The quick-witted script skewers not only a society that sees coupling and relationships as the end-goal of life, but those who veer too far the other way by rejecting relationships outright. Extremes and binary positions are the targets here, exemplified by the “clerical issues” that make registering as bisexual at The Hotel an impossibility.
Farrell is awkward and restrained throughout, mastering the strange, shuffled body language of one entirely at odds with the world around him. Ben Whishaw and John C. Reilly chiefly serve for comic effect as the Limping Man and Lisping Man respectively, two hotel guests desperately searching for partners with corresponding impediments, while Rachel Weisz is quiet but affecting as Farrell’s inevitable romantic foil.
The film stumbles slightly once the action exits The Hotel, losing some of the focus and purpose that drives its first half forwards so effectively. Lanthimos seems most at home when challenging the couple-centric, and The Loners prove a murkier satirical target. Once they become prominent, the jokes slow and the drama picks up, but never feels entirely earned.
Moments of arch violence punctuate the film’s controlled presentation, frequently eliciting nervous laughter alongside gasps of shock, while explicit sexual references are made to feel utterly unnatural in the film’s uncomfortable world. Otherwise, it’s witty scripting and repressed performances that yield the frequent comedy here, playing off The Lobster’s detailed world, carefully calibrated to be consistently off-kilter and surprising.
The Lobster is likely to bemuse some, and simply shock others, but those in-tune with Lanthimos’ unusual tone will find a precise and hilarious satire, as thoughtful and considered as it is genuinely funny.

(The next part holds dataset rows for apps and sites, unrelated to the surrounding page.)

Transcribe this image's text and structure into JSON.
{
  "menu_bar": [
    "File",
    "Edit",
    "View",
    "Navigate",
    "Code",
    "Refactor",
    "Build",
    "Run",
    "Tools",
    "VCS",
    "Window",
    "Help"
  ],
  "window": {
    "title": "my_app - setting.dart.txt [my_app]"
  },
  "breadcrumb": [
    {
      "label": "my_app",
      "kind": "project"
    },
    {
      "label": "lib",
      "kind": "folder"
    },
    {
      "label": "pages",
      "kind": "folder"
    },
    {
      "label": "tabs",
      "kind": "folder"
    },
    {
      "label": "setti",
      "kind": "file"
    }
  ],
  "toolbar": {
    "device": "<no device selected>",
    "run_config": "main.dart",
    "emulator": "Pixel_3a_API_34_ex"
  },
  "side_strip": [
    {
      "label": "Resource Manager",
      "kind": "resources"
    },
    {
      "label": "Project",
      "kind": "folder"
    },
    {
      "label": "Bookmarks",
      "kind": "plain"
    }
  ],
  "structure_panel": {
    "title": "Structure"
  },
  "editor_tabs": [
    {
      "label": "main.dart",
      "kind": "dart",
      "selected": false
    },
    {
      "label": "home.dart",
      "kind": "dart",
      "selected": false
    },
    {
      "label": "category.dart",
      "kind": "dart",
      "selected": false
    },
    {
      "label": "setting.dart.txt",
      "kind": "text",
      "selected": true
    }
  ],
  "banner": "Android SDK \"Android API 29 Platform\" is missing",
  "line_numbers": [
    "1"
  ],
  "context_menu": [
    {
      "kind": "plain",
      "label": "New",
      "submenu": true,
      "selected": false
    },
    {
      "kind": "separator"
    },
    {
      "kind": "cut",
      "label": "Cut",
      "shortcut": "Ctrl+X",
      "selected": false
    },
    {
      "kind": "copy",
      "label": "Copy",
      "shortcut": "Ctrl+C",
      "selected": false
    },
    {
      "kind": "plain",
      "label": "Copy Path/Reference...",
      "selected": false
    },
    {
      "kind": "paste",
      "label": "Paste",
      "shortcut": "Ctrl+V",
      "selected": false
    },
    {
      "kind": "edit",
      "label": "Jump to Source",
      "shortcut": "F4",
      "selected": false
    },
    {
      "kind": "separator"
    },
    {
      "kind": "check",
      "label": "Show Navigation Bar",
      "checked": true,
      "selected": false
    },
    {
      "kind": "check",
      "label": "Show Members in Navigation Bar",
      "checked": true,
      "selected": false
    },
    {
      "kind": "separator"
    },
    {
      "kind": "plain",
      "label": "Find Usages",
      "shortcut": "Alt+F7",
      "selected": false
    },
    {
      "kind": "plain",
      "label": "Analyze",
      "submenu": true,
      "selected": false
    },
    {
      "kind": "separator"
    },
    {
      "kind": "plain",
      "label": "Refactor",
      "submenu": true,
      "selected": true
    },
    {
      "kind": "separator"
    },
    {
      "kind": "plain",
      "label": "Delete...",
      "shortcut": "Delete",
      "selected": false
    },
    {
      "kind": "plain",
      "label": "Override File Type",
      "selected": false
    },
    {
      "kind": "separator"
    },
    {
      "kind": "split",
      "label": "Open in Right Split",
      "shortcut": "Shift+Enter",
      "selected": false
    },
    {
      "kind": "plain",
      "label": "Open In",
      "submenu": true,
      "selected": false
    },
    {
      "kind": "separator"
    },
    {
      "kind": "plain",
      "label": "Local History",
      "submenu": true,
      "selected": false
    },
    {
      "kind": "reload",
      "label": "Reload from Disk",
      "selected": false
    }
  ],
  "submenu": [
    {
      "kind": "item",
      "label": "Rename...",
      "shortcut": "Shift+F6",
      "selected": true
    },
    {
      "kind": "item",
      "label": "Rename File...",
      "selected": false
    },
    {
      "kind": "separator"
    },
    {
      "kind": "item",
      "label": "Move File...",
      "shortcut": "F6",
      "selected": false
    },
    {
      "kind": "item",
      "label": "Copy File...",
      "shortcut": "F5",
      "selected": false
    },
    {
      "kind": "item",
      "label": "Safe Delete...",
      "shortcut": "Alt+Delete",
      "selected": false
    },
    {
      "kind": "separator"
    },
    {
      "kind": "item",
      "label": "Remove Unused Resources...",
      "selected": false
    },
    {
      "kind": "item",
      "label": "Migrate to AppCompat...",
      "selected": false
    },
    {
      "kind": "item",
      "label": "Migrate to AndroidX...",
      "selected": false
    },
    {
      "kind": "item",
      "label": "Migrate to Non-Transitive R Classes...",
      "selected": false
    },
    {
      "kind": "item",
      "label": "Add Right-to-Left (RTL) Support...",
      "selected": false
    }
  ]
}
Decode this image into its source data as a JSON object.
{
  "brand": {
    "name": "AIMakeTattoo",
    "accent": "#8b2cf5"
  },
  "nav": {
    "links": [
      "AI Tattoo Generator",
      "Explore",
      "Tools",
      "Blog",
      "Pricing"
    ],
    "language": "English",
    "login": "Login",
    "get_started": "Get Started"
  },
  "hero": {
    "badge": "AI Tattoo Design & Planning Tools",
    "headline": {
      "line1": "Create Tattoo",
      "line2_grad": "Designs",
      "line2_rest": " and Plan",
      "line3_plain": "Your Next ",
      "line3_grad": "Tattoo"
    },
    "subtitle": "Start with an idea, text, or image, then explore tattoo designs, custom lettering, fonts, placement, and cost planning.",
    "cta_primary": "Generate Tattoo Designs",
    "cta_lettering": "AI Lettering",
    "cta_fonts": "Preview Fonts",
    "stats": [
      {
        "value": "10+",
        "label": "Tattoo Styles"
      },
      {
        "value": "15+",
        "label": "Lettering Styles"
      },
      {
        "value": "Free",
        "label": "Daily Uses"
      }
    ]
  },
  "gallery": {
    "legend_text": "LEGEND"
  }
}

Words by Dominic Preston
The Lobster screens at the BFI London Film Festival on the 13th and 15th October.